====== MATERIAL FOR THE TASK

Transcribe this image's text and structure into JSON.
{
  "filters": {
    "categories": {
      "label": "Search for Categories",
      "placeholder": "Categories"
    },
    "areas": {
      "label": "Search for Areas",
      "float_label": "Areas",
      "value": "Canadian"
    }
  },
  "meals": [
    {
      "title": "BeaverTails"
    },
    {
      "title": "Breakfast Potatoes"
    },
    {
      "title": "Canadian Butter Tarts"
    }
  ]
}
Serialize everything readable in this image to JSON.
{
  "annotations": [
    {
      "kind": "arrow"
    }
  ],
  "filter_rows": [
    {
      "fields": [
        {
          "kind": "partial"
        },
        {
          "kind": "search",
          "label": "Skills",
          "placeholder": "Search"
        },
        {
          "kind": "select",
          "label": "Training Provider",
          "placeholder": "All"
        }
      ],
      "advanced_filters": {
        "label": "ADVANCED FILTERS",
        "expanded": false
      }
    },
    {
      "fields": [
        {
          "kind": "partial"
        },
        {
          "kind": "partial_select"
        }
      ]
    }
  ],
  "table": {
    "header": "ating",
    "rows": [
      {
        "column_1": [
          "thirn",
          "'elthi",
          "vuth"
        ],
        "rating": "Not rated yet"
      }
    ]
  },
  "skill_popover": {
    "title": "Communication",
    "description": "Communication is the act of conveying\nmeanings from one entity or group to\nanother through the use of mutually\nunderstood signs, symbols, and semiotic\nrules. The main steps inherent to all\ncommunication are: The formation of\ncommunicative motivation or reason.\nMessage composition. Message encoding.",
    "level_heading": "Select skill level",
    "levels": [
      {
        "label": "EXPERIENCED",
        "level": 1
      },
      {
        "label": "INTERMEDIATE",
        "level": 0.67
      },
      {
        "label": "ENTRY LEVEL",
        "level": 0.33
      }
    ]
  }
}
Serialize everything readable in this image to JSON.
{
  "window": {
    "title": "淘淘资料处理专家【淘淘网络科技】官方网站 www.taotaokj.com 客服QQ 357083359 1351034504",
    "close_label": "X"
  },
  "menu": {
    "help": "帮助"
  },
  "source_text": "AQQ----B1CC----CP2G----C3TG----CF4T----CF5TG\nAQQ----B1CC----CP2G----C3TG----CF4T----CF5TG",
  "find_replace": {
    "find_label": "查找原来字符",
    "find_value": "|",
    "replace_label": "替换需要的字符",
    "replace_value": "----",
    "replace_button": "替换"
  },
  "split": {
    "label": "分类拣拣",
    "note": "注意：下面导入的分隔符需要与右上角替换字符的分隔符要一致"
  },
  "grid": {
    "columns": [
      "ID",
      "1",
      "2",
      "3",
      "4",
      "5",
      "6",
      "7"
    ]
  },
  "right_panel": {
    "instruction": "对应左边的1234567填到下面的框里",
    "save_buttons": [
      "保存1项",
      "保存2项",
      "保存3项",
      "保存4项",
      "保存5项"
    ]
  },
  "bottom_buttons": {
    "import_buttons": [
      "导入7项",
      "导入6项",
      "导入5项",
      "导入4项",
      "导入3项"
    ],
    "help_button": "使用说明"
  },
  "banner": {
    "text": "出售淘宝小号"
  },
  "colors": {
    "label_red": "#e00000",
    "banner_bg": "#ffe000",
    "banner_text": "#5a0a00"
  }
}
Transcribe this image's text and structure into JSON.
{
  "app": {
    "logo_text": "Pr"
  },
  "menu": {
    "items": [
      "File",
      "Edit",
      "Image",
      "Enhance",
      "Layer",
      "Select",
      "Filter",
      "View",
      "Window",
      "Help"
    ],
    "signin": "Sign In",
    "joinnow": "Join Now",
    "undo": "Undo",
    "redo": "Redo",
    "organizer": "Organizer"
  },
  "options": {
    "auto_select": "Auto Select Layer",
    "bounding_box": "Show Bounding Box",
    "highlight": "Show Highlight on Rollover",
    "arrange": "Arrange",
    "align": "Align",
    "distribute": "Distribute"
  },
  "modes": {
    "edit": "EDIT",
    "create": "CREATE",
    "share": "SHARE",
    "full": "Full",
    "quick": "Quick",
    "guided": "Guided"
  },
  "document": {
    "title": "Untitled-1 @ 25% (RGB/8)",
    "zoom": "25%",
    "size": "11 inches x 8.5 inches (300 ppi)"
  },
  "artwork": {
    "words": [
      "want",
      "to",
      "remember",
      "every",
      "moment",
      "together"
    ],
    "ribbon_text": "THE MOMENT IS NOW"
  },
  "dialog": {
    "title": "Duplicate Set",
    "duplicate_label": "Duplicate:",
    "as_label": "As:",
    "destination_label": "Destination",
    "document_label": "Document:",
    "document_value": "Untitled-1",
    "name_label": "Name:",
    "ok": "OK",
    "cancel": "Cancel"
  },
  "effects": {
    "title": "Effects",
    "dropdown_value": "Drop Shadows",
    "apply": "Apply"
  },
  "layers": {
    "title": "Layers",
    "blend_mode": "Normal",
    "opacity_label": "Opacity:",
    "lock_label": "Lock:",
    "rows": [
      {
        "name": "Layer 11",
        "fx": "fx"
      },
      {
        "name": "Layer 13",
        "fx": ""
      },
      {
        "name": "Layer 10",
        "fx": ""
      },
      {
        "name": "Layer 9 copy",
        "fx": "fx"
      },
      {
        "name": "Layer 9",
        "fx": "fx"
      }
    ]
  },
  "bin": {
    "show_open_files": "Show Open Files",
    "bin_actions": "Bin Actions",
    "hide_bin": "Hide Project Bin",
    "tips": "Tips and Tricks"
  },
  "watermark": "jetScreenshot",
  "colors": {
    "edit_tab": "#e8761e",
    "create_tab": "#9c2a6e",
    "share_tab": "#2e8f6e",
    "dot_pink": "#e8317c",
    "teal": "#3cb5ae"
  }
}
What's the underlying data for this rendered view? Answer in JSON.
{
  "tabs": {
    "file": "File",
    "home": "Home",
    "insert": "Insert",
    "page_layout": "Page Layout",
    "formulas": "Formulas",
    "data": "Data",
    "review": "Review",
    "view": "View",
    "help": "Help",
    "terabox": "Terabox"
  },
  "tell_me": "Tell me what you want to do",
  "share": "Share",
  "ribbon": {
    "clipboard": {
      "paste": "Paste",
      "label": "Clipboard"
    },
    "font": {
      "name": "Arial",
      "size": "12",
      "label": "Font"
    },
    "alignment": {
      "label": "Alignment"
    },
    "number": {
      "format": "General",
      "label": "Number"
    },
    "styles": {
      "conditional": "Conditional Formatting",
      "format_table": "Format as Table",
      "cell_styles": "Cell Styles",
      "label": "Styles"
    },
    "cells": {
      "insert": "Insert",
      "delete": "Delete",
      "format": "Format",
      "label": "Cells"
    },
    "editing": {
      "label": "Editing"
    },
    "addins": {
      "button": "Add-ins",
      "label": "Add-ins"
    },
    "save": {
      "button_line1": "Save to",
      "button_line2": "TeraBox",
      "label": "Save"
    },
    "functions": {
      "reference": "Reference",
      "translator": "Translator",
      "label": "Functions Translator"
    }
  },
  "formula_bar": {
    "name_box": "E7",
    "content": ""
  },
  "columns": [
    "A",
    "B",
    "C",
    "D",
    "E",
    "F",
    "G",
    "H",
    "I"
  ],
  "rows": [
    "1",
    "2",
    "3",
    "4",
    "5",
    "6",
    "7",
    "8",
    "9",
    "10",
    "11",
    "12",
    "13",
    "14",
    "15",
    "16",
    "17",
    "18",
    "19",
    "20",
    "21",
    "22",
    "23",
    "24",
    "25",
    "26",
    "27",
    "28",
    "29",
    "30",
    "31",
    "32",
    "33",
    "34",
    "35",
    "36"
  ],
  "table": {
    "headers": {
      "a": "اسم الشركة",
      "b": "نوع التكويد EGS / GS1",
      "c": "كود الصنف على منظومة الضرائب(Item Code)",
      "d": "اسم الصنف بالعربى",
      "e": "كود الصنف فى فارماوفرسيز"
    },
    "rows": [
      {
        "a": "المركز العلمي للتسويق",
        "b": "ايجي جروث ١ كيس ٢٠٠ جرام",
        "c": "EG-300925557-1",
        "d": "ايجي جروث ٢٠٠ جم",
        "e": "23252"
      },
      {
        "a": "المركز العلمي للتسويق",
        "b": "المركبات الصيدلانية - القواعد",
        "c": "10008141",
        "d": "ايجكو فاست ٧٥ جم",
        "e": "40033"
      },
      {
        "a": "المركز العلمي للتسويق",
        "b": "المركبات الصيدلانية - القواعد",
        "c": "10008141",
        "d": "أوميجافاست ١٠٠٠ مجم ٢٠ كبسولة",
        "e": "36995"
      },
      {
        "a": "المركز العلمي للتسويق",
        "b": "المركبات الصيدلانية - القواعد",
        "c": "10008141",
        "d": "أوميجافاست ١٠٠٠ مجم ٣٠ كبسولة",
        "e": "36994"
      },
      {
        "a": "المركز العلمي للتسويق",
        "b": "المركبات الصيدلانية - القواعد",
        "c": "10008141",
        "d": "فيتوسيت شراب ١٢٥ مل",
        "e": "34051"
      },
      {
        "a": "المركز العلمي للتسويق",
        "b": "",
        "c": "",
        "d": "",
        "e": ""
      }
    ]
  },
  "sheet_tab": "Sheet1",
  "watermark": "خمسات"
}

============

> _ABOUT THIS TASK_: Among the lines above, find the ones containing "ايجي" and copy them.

> _YOUR RESPONSE_:
        "b": "ايجي جروث ١ كيس ٢٠٠ جرام",
        "d": "ايجي جروث ٢٠٠ جم",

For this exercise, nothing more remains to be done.